Exercise description:
Among the entries below, please show each line that carries the word "label".

Data items:
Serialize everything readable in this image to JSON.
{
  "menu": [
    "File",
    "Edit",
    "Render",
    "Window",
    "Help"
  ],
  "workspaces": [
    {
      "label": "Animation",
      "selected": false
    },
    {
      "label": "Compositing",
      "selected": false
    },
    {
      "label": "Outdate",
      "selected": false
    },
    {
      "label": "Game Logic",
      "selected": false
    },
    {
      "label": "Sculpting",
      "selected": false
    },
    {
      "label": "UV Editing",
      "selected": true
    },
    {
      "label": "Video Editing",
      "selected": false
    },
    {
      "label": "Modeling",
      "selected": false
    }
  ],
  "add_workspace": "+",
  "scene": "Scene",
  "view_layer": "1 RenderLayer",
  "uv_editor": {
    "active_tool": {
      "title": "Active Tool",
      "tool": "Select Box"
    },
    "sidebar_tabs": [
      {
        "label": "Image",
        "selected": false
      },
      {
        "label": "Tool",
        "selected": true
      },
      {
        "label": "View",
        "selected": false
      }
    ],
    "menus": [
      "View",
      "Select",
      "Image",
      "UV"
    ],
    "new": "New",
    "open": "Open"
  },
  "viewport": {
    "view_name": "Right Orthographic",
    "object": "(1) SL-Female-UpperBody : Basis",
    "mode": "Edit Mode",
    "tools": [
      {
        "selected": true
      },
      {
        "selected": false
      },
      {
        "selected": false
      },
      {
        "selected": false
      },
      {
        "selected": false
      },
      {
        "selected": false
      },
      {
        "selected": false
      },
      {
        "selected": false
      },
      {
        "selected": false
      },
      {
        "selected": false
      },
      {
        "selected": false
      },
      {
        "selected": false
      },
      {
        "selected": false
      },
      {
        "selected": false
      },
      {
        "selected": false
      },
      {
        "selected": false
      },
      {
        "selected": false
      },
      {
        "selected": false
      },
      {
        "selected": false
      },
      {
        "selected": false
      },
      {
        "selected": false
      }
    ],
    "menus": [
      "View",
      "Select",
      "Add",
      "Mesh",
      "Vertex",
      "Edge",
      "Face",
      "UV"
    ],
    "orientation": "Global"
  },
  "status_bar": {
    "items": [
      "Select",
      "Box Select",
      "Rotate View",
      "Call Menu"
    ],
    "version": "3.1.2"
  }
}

Solution:
      "label": "Animation",
      "label": "Compositing",
      "label": "Outdate",
      "label": "Game Logic",
      "label": "Sculpting",
      "label": "UV Editing",
      "label": "Video Editing",
      "label": "Modeling",
        "label": "Image",
        "label": "Tool",
        "label": "View",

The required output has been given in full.